* _RECORDS PROVIDED_:
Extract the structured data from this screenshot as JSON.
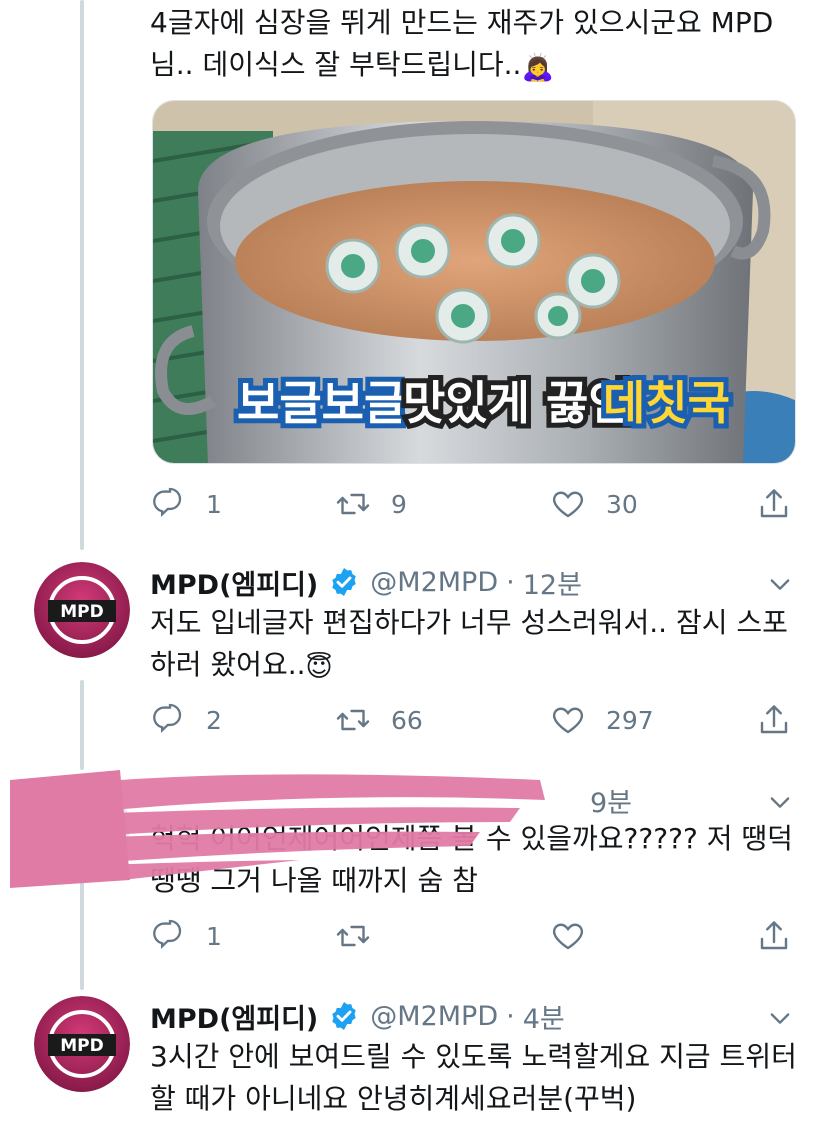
{
  "tweets": [
    {
      "text": "4글자에 심장을 뛰게 만드는 재주가 있으시군요 MPD 님.. 데이식스 잘 부탁드립니다..",
      "emoji": "🙇‍♀️",
      "media": {
        "caption_a": "보글보글",
        "caption_b": "맛있게 끓인",
        "caption_c": "데칫국"
      },
      "replies": "1",
      "retweets": "9",
      "likes": "30"
    },
    {
      "name": "MPD(엠피디)",
      "handle": "@M2MPD",
      "dot": "·",
      "time": "12분",
      "text": "저도 입네글자 편집하다가 너무 성스러워서.. 잠시 스포하러 왔어요..",
      "emoji": "😇",
      "avatar_label": "MPD",
      "replies": "2",
      "retweets": "66",
      "likes": "297"
    },
    {
      "time": "9분",
      "text": "헉헉 어어언제어어언제쯤 볼 수 있을까요????? 저 땡덕땡땡 그거 나올 때까지 숨 참",
      "replies": "1",
      "retweets": "",
      "likes": ""
    },
    {
      "name": "MPD(엠피디)",
      "handle": "@M2MPD",
      "dot": "·",
      "time": "4분",
      "text": "3시간 안에 보여드릴 수 있도록 노력할게요 지금 트위터 할 때가 아니네요 안녕히계세요러분(꾸벅)",
      "avatar_label": "MPD"
    }
  ],
  "icons": {
    "reply": "reply-icon",
    "retweet": "retweet-icon",
    "like": "heart-icon",
    "share": "share-icon",
    "more": "chevron-down-icon",
    "verified": "verified-badge-icon"
  },
  "colors": {
    "text": "#14171a",
    "secondary": "#657786",
    "verified": "#1da1f2",
    "thread_line": "#cfd9de",
    "scribble": "#e07ba5"
  }
}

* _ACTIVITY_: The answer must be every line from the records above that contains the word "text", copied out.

* _EXERCISE ANSWER_:
      "text": "4글자에 심장을 뛰게 만드는 재주가 있으시군요 MPD 님.. 데이식스 잘 부탁드립니다..",
      "text": "저도 입네글자 편집하다가 너무 성스러워서.. 잠시 스포하러 왔어요..",
      "text": "헉헉 어어언제어어언제쯤 볼 수 있을까요????? 저 땡덕땡땡 그거 나올 때까지 숨 참",
      "text": "3시간 안에 보여드릴 수 있도록 노력할게요 지금 트위터 할 때가 아니네요 안녕히계세요러분(꾸벅)",
    "text": "#14171a",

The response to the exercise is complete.